_Work instructions_.
Your answer should be every line from the records that contains "members".

(Entries from a dataset of interfaces)
***

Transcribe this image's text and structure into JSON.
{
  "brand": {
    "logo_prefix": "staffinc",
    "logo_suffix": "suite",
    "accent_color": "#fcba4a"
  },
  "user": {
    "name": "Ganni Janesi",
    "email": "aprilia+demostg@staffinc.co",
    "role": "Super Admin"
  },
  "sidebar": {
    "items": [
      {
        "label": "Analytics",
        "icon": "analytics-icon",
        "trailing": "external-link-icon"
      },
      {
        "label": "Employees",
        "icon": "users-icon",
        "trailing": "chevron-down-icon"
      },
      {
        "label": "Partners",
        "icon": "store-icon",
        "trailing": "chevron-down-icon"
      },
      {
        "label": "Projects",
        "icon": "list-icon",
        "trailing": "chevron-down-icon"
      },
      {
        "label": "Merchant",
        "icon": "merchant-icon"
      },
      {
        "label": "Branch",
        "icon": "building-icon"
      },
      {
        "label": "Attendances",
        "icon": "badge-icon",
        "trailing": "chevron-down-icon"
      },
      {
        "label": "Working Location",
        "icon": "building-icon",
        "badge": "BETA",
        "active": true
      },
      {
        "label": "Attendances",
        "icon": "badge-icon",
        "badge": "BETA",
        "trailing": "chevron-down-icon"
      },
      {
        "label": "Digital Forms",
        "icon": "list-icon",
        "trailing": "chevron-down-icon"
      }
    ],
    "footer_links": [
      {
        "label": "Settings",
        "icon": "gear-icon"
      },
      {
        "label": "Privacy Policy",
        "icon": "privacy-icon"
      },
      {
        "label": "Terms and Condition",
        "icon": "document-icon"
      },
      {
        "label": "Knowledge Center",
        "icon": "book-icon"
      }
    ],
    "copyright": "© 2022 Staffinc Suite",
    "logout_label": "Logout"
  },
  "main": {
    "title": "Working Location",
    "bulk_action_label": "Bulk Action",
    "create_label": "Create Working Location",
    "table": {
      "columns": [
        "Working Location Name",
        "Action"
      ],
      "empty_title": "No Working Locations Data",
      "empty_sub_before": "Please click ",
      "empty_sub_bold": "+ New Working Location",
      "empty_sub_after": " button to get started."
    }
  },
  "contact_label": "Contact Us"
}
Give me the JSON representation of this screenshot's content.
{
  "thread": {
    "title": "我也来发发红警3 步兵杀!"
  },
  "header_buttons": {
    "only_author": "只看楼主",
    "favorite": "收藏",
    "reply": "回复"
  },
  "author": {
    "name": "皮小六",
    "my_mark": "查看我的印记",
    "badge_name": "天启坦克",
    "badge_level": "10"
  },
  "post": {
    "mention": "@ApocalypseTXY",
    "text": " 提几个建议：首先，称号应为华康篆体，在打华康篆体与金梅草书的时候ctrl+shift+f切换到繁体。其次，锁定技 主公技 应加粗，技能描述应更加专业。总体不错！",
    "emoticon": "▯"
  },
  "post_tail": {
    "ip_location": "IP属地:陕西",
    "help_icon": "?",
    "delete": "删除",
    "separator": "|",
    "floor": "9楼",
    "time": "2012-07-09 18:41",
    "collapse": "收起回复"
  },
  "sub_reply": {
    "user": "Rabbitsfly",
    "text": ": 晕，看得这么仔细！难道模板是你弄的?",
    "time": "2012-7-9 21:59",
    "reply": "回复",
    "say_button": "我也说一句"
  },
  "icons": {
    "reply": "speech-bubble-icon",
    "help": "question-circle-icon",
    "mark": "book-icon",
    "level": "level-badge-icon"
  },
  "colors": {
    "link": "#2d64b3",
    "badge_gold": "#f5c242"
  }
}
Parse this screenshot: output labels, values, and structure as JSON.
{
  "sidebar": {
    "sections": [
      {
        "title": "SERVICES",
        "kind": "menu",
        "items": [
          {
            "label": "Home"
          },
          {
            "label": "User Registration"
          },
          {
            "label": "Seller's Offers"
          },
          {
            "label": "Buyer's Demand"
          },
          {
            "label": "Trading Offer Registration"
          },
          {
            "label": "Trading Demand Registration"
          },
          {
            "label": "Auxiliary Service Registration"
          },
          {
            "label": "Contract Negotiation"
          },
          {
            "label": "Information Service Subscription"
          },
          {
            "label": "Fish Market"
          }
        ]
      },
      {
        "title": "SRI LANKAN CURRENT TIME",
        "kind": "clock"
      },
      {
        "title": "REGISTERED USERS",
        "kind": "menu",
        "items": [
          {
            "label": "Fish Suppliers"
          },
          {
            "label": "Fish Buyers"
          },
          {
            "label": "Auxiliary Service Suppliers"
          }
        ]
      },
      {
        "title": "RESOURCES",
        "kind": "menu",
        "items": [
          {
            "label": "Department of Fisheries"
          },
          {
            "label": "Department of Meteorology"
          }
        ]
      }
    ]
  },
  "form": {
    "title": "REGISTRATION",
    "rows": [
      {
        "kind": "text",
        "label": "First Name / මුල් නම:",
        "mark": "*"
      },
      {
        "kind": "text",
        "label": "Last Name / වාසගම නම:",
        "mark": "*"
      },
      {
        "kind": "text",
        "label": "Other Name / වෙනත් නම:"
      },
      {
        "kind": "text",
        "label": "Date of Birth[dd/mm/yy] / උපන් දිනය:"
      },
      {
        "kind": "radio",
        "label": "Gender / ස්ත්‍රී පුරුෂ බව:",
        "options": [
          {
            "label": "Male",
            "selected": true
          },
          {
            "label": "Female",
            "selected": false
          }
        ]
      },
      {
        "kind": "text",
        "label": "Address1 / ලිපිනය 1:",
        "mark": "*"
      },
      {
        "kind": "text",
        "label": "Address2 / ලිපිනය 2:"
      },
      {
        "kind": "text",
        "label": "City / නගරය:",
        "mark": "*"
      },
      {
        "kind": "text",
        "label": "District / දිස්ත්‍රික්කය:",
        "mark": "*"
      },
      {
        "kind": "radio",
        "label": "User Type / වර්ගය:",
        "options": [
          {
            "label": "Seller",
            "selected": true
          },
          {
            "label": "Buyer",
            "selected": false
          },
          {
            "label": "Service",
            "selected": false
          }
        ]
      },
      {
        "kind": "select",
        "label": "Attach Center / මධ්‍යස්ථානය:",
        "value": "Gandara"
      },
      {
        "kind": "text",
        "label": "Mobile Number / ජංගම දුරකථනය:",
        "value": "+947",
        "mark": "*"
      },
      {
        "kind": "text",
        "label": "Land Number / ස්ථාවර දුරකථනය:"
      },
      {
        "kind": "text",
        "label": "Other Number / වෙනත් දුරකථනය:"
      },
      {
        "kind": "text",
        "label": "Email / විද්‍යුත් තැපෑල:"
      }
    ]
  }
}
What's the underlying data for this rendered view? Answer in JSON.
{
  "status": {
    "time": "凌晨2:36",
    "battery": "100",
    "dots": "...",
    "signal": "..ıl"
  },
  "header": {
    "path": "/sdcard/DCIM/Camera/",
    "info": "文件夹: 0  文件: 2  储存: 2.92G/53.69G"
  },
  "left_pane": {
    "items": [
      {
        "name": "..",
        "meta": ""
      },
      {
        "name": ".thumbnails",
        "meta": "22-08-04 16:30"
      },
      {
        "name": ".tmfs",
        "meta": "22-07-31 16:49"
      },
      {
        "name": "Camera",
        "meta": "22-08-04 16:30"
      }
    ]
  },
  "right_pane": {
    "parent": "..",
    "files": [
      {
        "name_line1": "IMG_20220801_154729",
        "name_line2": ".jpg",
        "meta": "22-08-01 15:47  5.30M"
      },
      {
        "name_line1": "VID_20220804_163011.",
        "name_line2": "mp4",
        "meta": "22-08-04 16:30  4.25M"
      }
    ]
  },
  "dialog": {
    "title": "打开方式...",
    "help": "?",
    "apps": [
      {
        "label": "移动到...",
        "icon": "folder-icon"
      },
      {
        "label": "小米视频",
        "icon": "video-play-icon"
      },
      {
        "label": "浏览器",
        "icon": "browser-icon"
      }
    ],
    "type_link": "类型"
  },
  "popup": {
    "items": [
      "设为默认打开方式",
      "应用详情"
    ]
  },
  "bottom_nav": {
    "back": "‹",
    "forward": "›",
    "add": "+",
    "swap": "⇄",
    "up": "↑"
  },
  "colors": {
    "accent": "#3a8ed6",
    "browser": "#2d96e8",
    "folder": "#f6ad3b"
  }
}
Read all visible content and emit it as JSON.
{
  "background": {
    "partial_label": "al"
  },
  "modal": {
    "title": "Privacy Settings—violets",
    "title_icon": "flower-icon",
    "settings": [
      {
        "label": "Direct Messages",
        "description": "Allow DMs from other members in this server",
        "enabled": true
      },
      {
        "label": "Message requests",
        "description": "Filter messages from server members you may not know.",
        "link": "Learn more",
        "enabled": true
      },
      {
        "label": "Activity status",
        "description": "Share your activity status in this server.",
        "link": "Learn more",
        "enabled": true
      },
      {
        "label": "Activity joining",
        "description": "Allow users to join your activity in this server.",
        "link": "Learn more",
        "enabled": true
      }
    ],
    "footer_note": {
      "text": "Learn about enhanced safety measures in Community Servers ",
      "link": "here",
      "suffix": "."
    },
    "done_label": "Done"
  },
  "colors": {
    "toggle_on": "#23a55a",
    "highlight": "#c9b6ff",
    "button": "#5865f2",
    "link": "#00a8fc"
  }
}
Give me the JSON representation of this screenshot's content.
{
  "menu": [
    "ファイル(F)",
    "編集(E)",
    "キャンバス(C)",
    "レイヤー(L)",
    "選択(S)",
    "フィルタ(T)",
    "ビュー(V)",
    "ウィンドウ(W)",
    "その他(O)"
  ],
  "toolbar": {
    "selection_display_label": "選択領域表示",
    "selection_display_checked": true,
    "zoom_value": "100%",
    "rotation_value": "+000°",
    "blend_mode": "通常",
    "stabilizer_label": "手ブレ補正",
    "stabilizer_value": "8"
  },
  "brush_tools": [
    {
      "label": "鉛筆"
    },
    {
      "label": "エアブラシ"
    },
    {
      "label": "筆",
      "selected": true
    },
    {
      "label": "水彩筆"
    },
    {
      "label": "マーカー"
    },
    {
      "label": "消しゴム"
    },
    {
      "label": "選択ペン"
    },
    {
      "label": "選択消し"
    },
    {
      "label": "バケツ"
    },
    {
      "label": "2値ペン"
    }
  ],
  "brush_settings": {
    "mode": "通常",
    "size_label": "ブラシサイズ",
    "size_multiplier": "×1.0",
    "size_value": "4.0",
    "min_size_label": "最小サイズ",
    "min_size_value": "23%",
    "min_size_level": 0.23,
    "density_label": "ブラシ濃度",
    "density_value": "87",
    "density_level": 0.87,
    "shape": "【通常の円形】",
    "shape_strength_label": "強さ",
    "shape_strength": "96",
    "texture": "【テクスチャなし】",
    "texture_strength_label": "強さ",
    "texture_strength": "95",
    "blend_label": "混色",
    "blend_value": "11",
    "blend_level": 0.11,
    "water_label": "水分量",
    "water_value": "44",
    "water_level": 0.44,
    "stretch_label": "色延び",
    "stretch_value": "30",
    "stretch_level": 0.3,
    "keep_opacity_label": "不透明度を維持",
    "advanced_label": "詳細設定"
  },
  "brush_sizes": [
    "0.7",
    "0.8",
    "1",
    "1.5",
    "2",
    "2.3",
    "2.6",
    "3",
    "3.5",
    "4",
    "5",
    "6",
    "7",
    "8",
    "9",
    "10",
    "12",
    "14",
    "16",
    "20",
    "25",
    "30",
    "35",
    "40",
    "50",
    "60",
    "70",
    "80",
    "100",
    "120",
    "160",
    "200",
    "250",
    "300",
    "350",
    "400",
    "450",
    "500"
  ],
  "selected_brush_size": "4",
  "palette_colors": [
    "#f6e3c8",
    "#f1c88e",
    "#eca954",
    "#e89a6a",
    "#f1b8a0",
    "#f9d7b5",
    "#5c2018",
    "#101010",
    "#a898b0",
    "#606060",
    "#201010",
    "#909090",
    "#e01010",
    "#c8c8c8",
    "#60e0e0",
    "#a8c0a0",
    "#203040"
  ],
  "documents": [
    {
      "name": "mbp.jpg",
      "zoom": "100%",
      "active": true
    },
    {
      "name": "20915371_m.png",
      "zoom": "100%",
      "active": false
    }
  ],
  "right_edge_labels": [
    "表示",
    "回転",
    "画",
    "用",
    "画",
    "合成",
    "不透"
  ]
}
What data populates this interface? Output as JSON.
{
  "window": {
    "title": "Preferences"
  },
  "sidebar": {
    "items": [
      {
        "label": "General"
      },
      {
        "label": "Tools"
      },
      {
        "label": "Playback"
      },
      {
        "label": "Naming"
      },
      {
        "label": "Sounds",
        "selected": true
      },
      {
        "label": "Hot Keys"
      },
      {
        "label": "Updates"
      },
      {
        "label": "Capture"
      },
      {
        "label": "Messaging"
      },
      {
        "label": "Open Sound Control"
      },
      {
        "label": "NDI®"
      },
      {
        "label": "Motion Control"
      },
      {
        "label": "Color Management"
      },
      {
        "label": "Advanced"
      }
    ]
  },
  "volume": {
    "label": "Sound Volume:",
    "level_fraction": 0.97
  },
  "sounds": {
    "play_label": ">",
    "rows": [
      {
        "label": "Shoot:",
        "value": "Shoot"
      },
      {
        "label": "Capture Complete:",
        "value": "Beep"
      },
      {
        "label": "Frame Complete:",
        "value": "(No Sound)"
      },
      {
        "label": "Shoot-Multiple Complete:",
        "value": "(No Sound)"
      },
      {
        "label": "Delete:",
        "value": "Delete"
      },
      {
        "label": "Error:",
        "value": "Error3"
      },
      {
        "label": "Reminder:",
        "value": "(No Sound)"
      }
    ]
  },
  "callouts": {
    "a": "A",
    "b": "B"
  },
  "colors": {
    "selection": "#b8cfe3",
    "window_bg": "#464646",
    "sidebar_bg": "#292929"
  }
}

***

_Answer box_.
        "description": "Allow DMs from other members in this server",
        "description": "Filter messages from server members you may not know.",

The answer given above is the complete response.